» Description of the task:
Bring together copies of the lines in the data below that contain the word "pháp".

········

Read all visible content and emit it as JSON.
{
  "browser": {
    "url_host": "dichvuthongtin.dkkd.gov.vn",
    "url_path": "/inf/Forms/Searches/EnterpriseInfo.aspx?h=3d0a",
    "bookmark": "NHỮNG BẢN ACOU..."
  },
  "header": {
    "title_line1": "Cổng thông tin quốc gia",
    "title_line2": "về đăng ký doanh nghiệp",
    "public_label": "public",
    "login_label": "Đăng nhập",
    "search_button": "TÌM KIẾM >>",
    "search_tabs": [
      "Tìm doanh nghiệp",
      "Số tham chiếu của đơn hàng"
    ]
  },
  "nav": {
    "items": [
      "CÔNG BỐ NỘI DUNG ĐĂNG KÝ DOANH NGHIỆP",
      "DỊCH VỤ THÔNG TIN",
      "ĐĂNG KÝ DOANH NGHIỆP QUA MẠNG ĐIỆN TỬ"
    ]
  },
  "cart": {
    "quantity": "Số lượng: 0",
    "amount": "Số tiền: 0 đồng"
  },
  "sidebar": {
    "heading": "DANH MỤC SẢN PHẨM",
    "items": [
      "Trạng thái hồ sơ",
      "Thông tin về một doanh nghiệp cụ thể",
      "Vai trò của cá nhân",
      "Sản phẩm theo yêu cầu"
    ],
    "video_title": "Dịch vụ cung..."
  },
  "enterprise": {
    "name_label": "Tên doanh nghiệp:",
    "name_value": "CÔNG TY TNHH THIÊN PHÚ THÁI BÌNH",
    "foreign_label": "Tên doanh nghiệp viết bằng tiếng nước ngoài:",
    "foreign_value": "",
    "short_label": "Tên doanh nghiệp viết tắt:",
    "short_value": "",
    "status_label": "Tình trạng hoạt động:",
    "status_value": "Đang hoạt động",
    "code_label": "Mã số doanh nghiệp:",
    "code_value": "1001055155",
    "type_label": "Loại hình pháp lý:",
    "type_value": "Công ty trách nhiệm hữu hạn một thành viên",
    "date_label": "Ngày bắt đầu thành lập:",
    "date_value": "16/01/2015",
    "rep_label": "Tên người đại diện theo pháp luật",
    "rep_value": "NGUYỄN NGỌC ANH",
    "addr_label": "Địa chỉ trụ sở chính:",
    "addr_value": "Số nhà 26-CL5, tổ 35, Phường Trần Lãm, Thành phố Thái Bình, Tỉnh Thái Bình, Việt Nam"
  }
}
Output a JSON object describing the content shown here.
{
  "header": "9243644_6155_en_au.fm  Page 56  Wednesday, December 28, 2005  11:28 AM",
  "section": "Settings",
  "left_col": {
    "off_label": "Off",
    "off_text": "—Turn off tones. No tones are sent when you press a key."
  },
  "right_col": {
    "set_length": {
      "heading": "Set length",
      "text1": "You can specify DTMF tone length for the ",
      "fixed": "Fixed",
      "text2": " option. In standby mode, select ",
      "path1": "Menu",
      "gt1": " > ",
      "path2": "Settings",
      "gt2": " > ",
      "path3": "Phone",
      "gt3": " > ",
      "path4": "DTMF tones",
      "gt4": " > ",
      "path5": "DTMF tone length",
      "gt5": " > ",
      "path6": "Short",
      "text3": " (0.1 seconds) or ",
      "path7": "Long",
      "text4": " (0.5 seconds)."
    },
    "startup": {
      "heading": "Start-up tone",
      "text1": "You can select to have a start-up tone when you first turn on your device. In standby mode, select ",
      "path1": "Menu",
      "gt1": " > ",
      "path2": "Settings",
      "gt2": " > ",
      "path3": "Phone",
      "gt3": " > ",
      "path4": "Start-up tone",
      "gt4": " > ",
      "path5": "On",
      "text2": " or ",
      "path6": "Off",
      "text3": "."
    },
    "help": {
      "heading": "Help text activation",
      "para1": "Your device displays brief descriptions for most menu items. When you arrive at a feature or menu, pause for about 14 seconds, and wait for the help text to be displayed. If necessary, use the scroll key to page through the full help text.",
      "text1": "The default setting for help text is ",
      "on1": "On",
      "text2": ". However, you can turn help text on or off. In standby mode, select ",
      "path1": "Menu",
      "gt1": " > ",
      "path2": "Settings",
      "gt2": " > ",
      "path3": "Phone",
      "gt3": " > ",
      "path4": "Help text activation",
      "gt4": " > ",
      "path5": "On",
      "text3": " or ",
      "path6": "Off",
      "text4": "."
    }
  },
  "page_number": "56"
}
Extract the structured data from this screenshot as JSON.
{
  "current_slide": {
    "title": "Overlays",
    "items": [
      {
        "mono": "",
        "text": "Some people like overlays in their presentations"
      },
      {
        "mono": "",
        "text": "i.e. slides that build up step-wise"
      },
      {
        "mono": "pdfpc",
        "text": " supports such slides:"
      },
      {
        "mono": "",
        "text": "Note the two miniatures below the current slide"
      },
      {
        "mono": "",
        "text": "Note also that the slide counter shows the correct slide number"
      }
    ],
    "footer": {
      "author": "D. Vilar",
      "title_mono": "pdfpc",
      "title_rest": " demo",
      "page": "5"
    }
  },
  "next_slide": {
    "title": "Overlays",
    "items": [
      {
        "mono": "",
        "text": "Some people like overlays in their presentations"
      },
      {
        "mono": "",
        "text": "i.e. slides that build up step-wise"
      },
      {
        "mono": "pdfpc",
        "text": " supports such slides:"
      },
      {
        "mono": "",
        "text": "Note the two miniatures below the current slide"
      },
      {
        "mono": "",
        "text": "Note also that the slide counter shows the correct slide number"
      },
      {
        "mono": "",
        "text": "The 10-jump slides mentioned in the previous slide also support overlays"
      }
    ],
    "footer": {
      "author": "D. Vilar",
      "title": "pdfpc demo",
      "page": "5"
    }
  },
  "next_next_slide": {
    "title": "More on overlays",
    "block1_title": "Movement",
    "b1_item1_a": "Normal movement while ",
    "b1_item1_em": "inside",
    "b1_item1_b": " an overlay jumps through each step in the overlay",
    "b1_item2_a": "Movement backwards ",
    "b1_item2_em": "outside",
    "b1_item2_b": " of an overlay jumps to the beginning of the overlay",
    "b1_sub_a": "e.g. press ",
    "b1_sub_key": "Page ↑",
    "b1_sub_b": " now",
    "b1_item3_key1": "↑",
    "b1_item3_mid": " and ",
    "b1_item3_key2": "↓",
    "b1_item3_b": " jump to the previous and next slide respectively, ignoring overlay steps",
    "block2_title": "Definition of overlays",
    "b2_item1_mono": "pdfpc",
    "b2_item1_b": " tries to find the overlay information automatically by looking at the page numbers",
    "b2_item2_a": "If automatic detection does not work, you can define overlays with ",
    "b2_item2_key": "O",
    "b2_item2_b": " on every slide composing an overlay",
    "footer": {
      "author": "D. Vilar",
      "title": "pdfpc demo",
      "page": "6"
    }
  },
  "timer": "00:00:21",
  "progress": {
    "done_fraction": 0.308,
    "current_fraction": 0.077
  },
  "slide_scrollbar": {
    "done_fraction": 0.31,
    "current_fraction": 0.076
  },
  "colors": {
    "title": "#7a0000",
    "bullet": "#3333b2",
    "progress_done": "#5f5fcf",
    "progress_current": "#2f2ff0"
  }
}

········

» Response to the task:
    "type_label": "Loại hình pháp lý:",
    "rep_label": "Tên người đại diện theo pháp luật",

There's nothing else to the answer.